(EXERCISE): Wherever a line in the data below holds "your", copy that line.

——————————

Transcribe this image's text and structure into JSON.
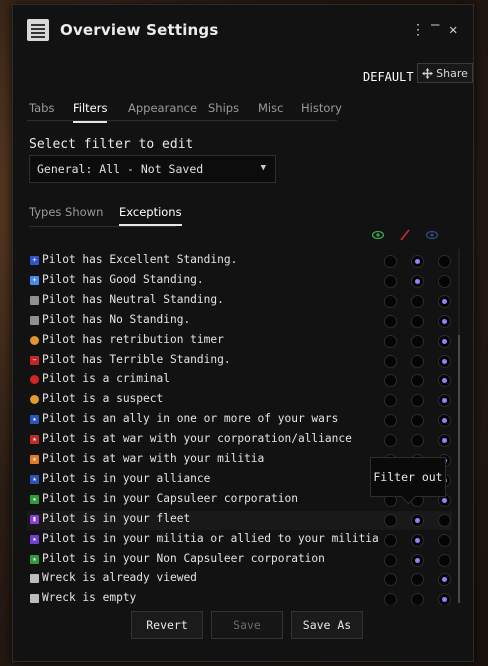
{
  "window": {
    "title": "Overview Settings"
  },
  "titlebar": {
    "menu_glyph": "⋮",
    "minimize_glyph": "—",
    "close_glyph": "✕"
  },
  "preset": {
    "label": "DEFAULT"
  },
  "share": {
    "label": "Share",
    "icon": "share-icon"
  },
  "tabs": [
    {
      "label": "Tabs"
    },
    {
      "label": "Filters"
    },
    {
      "label": "Appearance"
    },
    {
      "label": "Ships"
    },
    {
      "label": "Misc"
    },
    {
      "label": "History"
    }
  ],
  "filter_select": {
    "label": "Select filter to edit",
    "value": "General: All - Not Saved"
  },
  "subtabs": [
    {
      "label": "Types Shown"
    },
    {
      "label": "Exceptions"
    }
  ],
  "columns": {
    "always_show_icon": "eye-icon",
    "filter_out_icon": "slash-icon",
    "always_hide_icon": "eye-hidden-icon"
  },
  "rows": [
    {
      "label": "Pilot has Excellent Standing.",
      "icon_color": "#2f55c8",
      "icon_glyph": "+",
      "state": 1
    },
    {
      "label": "Pilot has Good Standing.",
      "icon_color": "#4a88ea",
      "icon_glyph": "+",
      "state": 1
    },
    {
      "label": "Pilot has Neutral Standing.",
      "icon_color": "#909090",
      "icon_glyph": "",
      "state": 2
    },
    {
      "label": "Pilot has No Standing.",
      "icon_color": "#909090",
      "icon_glyph": "",
      "state": 2
    },
    {
      "label": "Pilot has retribution timer",
      "icon_color": "#e0952e",
      "icon_glyph": "",
      "state": 2
    },
    {
      "label": "Pilot has Terrible Standing.",
      "icon_color": "#c42525",
      "icon_glyph": "−",
      "state": 2
    },
    {
      "label": "Pilot is a criminal",
      "icon_color": "#d32424",
      "icon_glyph": "",
      "state": 2
    },
    {
      "label": "Pilot is a suspect",
      "icon_color": "#e59a2a",
      "icon_glyph": "",
      "state": 2
    },
    {
      "label": "Pilot is an ally in one or more of your wars",
      "icon_color": "#2a55c0",
      "icon_glyph": "★",
      "state": 2
    },
    {
      "label": "Pilot is at war with your corporation/alliance",
      "icon_color": "#c22a2a",
      "icon_glyph": "★",
      "state": 2
    },
    {
      "label": "Pilot is at war with your militia",
      "icon_color": "#e07b25",
      "icon_glyph": "★",
      "state": 2
    },
    {
      "label": "Pilot is in your alliance",
      "icon_color": "#2c52b8",
      "icon_glyph": "★",
      "state": 2
    },
    {
      "label": "Pilot is in your Capsuleer corporation",
      "icon_color": "#2e9a3a",
      "icon_glyph": "★",
      "state": 2
    },
    {
      "label": "Pilot is in your fleet",
      "icon_color": "#8a3fd8",
      "icon_glyph": "▮",
      "state": 1
    },
    {
      "label": "Pilot is in your militia or allied to your militia",
      "icon_color": "#6f3fd0",
      "icon_glyph": "★",
      "state": 1
    },
    {
      "label": "Pilot is in your Non Capsuleer corporation",
      "icon_color": "#2e9a3a",
      "icon_glyph": "★",
      "state": 1
    },
    {
      "label": "Wreck is already viewed",
      "icon_color": "#bdbdbd",
      "icon_glyph": "",
      "state": 2
    },
    {
      "label": "Wreck is empty",
      "icon_color": "#bdbdbd",
      "icon_glyph": "",
      "state": 2
    }
  ],
  "highlighted_row": 13,
  "tooltip": {
    "text": "Filter out"
  },
  "footer": {
    "revert": "Revert",
    "save": "Save",
    "save_as": "Save As"
  },
  "colors": {
    "radio_selected": "#8b86ff",
    "background": "#121212"
  }
}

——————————

(TASK RESPONSE):
      "label": "Pilot is an ally in one or more of your wars",
      "label": "Pilot is at war with your corporation/alliance",
      "label": "Pilot is at war with your militia",
      "label": "Pilot is in your alliance",
      "label": "Pilot is in your Capsuleer corporation",
      "label": "Pilot is in your fleet",
      "label": "Pilot is in your militia or allied to your militia",
      "label": "Pilot is in your Non Capsuleer corporation",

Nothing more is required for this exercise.